Friday, July 15, 2011

An Unexpected Day

Shortly after waking up this morning I got a call - my grandma is in the ER and going to be admitted. I got dressed, washed my face and headed over to the hospital. Thankfully the migraine that's been with me since Tuesday evening finally resolved overnight so I was in good shape for the bright lights and stress of an ER.

The emergency passed but she is now on a ventilator in the ICU for a couple days at which time the docs hope she can take over breathing on her own again. There is no way to know for sure what the outcome here is. We simply will have to wait these long couple days and see what happens. She has been very clear about her wishes regarding ventilators so if she can't manage on her own...well let's just hope for everyone's sake that she can.

She suffered from migraines almost all her life. Most of it when back in the day when doctors were still blaming patients for their "pain". There were no rescue medications to take and there certainly weren't any preventatives to try. Fortunately, she didn't have them as frequently as I (and many of you) have them. We talked a lot about our migraines over the years. I was always comforted by some similarities we shared. She always kept her place fairly dark. Any light that she turned on was low wattage and well covered. People would come over and want to open the shades and turn on lights so they could "see". But she, my sister (who sometimes has migraines too) and I have always been more comfortable in the low light.

Today in the ER she was sedated because she was on the ventilator but I could tell that she wasn't comfortable. The stretcher was hard, it was too cold for her with just two of those thin hospital blankets, and there were so many bright florescent lights shining directly down on her closed eyes. Eye lids are no match for that kind of lighting. I wasn't at all surprised to see her calm and comfortably sleeping once she was in the ICU in a bed, with real blankets and only one dim light on far enough behind her head that her eyes were clear.


  1. Sending best wishes to you and your grandma

  2. I am so sorry to hear this. I hope she recovers quickly, you will be in my thoughts.

  3. I do hope your grandmother makes a full recovery. Oh my, sending prayers and hugs your way.

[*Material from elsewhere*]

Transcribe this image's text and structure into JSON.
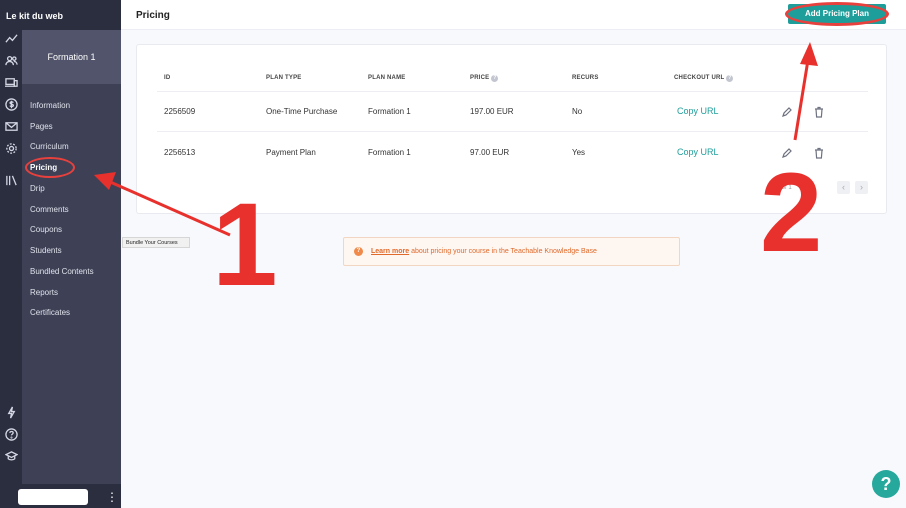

  4. Oh, dear. I'm so sorry to hear that your grandma isn't doing well. I'm glad that your migraine finally resolved, so you can at least tend to your family emergency. I'll keep you both in my thoughts and prayers.